What is HACCP?
HACCP, or hazard analysis critical control point is a seven-step process a food producer or establishment can use to develop a food safety plan. The HACCP procedure identifies critical control points and aids in the development of food process safety control measures.
What are the seven steps in HACCP?
- Identify potential food safety systems.
- Identify critical control points.
- Establish control procedures.
- Establish monitoring points.
- Establish corrective action.
- Establish effective record keeping procedures.
- Establish procedures for verification.
Who is required to have a HACCP plan?
The following food establishment must have a HACCP plan:
- Those that cure or smoke food
- Those that use food additives as a method to preserve food (extend shelf life)
- Those that use a reduced oxygen method for packaging food
Food establishments that apply for any of the following variances must have a HACCP plan:
- To use more than one tagged shellfish container at a time
- To deviate from required cooking times and temperatures for raw animal foods
- To use a molluscan shellfish life support system display tank to store and display shellfish that are offered for human consumption
Where can I get more information about HACCP?
You can get more information about HACCP from the federal Food and Drug Administration (FDA). FDAs Center for Food Safety and Applied Nutrition has a Web site containing a wealth of information plus links to other food safety sites.
You also can contact the Illinois Department of Public Health, Division of Food Drugs and Dairies, 525 W. Jefferson St., Springfield, IL 626761; 217-785-2439, TTY (hearing impaired use only) 800-547-0466.

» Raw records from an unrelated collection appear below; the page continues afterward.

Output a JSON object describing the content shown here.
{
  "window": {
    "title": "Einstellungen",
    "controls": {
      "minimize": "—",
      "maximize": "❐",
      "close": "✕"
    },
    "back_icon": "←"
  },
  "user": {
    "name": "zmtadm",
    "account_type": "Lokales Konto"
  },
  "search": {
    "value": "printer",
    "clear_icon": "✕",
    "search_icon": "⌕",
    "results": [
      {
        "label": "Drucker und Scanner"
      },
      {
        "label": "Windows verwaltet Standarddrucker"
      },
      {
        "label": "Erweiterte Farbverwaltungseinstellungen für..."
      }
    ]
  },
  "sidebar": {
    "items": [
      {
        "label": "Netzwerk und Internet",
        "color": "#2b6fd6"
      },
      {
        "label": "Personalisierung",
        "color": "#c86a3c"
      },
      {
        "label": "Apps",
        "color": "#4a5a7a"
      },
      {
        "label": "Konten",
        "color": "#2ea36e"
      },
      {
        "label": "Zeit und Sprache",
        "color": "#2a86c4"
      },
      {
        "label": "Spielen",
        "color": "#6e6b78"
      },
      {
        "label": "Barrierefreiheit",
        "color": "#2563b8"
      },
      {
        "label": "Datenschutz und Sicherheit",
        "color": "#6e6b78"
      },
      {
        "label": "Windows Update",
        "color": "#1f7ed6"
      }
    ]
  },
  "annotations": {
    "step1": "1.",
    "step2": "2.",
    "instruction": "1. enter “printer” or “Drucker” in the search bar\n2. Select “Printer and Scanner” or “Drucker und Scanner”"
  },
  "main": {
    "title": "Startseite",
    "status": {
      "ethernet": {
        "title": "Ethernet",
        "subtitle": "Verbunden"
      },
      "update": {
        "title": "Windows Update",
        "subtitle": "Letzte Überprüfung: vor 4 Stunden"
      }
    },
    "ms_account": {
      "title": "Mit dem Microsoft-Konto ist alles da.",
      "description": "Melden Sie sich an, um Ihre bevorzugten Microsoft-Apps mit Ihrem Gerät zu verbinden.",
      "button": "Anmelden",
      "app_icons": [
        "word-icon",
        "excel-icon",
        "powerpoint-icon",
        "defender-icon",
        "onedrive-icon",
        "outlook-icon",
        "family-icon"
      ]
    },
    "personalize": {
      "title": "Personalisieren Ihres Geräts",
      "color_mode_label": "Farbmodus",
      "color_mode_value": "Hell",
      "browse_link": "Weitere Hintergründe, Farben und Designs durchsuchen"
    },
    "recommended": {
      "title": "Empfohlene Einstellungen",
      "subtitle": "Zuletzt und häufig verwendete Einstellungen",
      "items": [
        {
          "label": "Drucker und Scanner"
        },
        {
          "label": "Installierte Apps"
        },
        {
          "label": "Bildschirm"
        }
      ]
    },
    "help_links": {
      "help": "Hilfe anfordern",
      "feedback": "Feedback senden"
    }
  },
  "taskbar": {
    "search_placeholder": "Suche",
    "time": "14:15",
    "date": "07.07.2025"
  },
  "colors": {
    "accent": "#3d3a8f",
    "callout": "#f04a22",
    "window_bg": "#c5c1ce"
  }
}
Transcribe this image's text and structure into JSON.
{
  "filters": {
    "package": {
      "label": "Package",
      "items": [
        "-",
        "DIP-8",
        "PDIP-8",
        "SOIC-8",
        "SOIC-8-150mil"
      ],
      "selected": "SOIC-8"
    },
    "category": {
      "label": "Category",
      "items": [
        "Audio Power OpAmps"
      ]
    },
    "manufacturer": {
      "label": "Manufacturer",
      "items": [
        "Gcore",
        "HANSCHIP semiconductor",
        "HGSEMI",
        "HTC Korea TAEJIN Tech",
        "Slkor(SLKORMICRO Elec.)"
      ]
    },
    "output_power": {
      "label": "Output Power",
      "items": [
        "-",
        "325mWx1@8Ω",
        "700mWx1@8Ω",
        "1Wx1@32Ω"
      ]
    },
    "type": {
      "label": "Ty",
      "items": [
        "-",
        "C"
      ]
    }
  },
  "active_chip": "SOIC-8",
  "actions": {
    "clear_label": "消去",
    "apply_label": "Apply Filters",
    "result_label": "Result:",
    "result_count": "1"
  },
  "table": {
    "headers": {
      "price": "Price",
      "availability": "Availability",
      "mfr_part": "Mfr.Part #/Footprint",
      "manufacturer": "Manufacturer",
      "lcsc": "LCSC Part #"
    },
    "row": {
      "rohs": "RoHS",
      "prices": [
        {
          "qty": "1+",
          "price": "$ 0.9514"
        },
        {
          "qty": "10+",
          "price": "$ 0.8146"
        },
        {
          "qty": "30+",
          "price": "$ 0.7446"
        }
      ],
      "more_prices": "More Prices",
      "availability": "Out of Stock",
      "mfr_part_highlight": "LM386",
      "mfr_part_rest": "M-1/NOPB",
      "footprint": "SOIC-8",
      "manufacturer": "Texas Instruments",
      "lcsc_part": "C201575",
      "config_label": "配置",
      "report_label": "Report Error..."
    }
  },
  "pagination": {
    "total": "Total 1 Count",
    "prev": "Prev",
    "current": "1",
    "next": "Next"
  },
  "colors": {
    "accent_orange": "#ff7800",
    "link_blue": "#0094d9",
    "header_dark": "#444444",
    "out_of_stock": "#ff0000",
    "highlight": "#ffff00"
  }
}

To learn more about foodborne illness and ways to prevent it, talk to your health care professional, your local health department or the Illinois Department of Public Health, Division of Food, Drugs and Dairies.
525 W. Jefferson St., Springfield, IL 62761